Such tactical voting gave Jacques Chirac a landslide 82 per cent of the vote against Marine’s father, Jean-Marie, in 2002, and has prevented the far-right party from making inroads at regional or parliamentary level despite its strong support base.
As a result, the European mainstream sees its preferred candidate – pro-EU, pro-free trade, socially and economically liberal – on the cusp of victory. A Macron Élysée would enhance the EU27’s negotiating position going into the fraught Brexit talks by making it easier to strike common positions. At a time when the EU, in France and elsewhere, is facing a crisis of legitimacy, a President Macron would give it a dynamic and articulate advocate when it needs it most.
For the Government in Dublin, wariness about the potential for another integrationist push under Macron will be trumped by the assumption that the next president will be less hostile to the Republic’s corporate tax regime (Macron wants to make a big cut to France’s own company tax rate) and the knowledge that Irish officials, who built up good relationships with Macron when he was an economic adviser at the Hollande Élysée, knows and understands the Irish perspective.
For all that, however, Macron’s strong showing, and in particular the reaction it has stirred, also highlights some acute dangers for the European centre. The first is complacency. Macron has an imposing lead over Le Pen in the polls and has already received endorsements from several defeated rivals. His 20-point lead over Le Pen is of an entirely different order to the gap that separated Donald Trump from Hillary Clinton. But a lot has changed in France between 2002 and 2017.
If, as polls suggest, Le Pen wins 40 per cent of the vote, it would be a stunning result that would fill the party with confidence ahead of the next presidential election in 2022
Fifteen years ago, Jean-Marie Le Pen’s first-round success produced a sense of national trauma. Chirac did not celebrate his first-round victory but instead adopted the pose of chief mourner on his solemn procession to the second round. In contrast, Sunday’s euphoria from the Macron camp highlights how the Front National’s presence as a major force has been accepted as a fact of French political life.
Even if Macron succeeds in persuading voters to turn up and give him a commanding majority in two weeks’ time, he and the rest of the French mainstream must still come up with a persuasive long-term response to the threat of the Front National. If, as polls suggest, Le Pen wins 40 per cent of the vote, it would be a stunning result that would fill the party with confidence ahead of the next presidential election in 2022.

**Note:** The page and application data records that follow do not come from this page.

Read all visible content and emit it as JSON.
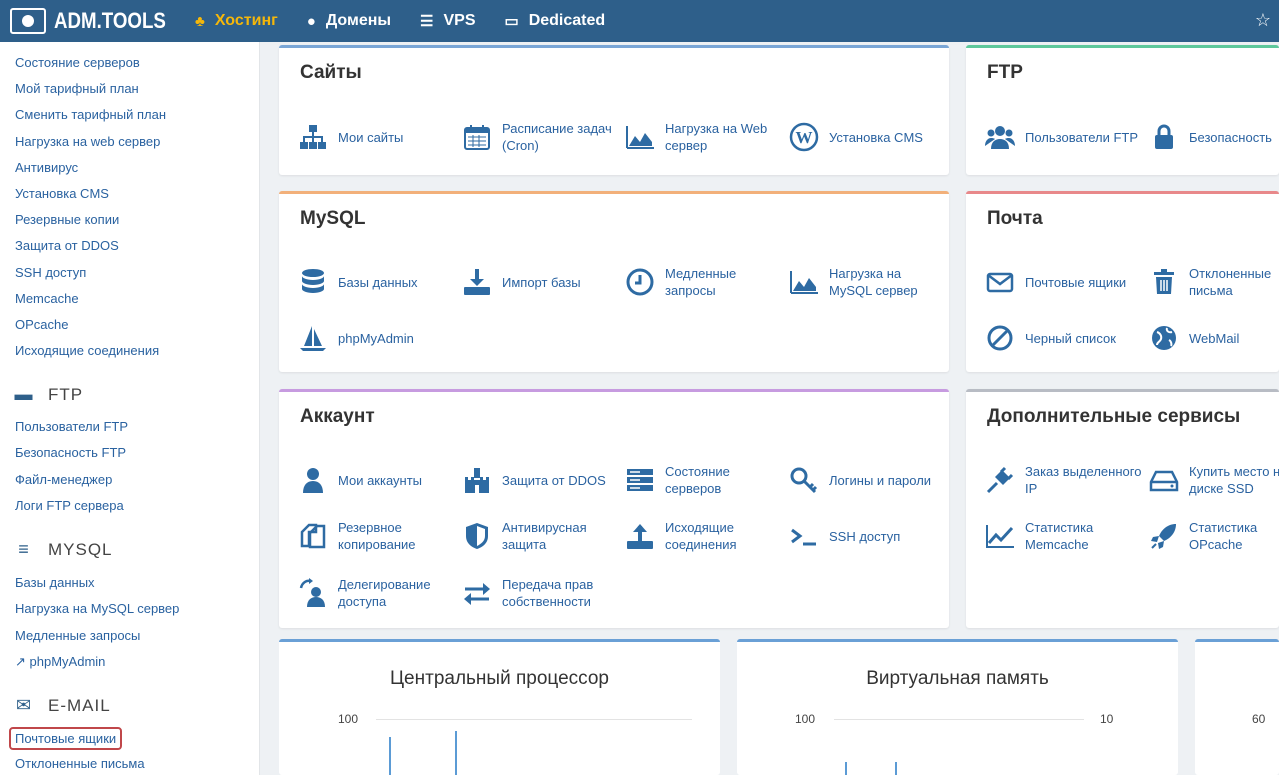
{
  "header": {
    "logo_text": "ADM.TOOLS",
    "nav": [
      {
        "label": "Хостинг",
        "icon": "sitemap-icon",
        "active": true
      },
      {
        "label": "Домены",
        "icon": "globe-icon",
        "active": false
      },
      {
        "label": "VPS",
        "icon": "server-icon",
        "active": false
      },
      {
        "label": "Dedicated",
        "icon": "hdd-icon",
        "active": false
      }
    ],
    "accent_color": "#f5b70a",
    "bar_color": "#2e5f8a"
  },
  "sidebar": {
    "hosting_links": [
      "Состояние серверов",
      "Мой тарифный план",
      "Сменить тарифный план",
      "Нагрузка на web сервер",
      "Антивирус",
      "Установка CMS",
      "Резервные копии",
      "Защита от DDOS",
      "SSH доступ",
      "Memcache",
      "OPcache",
      "Исходящие соединения"
    ],
    "ftp_title": "FTP",
    "ftp_links": [
      "Пользователи FTP",
      "Безопасность FTP",
      "Файл-менеджер",
      "Логи FTP сервера"
    ],
    "mysql_title": "MYSQL",
    "mysql_links": [
      "Базы данных",
      "Нагрузка на MySQL сервер",
      "Медленные запросы",
      "phpMyAdmin"
    ],
    "email_title": "E-MAIL",
    "email_links": [
      "Почтовые ящики",
      "Отклоненные письма"
    ]
  },
  "cards": {
    "sites": {
      "title": "Сайты",
      "tiles": [
        "Мои сайты",
        "Расписание задач (Cron)",
        "Нагрузка на Web сервер",
        "Установка CMS"
      ]
    },
    "ftp": {
      "title": "FTP",
      "tiles": [
        "Пользователи FTP",
        "Безопасность"
      ]
    },
    "mysql": {
      "title": "MySQL",
      "tiles": [
        "Базы данных",
        "Импорт базы",
        "Медленные запросы",
        "Нагрузка на MySQL сервер",
        "phpMyAdmin"
      ]
    },
    "mail": {
      "title": "Почта",
      "tiles": [
        "Почтовые ящики",
        "Отклоненные письма",
        "Черный список",
        "WebMail"
      ]
    },
    "account": {
      "title": "Аккаунт",
      "tiles": [
        "Мои аккаунты",
        "Защита от DDOS",
        "Состояние серверов",
        "Логины и пароли",
        "Резервное копирование",
        "Антивирусная защита",
        "Исходящие соединения",
        "SSH доступ",
        "Делегирование доступа",
        "Передача прав собственности"
      ]
    },
    "extra": {
      "title": "Дополнительные сервисы",
      "tiles": [
        "Заказ выделенного IP",
        "Купить место на диске SSD",
        "Статистика Memcache",
        "Статистика OPcache"
      ]
    }
  },
  "charts": {
    "cpu": {
      "title": "Центральный процессор",
      "y_top": "100"
    },
    "memory": {
      "title": "Виртуальная память",
      "y_top_left": "100",
      "y_top_right": "10"
    },
    "third": {
      "y_top": "60"
    }
  },
  "colors": {
    "sites_border": "#7aa6d6",
    "ftp_border": "#5ec89b",
    "mysql_border": "#f2b07a",
    "mail_border": "#e8888a",
    "account_border": "#c79be0",
    "extra_border": "#b8bcc4"
  }
}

A decisive victory for Macron next month would not necessarily guarantee him the space to implement his agenda. The man who set up his political movement just a year ago has no serious presence in parliament, so his room for manoeuvre will depend on the outcome of legislative elections in June and on his capacity to assemble a durable majority.
Nor will a Macron victory reverse another of the election’s remarkable features: the collapse of the traditional party system. In particular, the disastrous showing of Benoît Hamon of the Socialist Party, who came fifth with 6.3 per cent of the vote, reflects a crisis of social democracy that goes far beyond France.
At the surface, Sunday’s outcome offers France – and by extension the rest of Europe – a degree of stability and continuity. But the tectonic plates continue to move.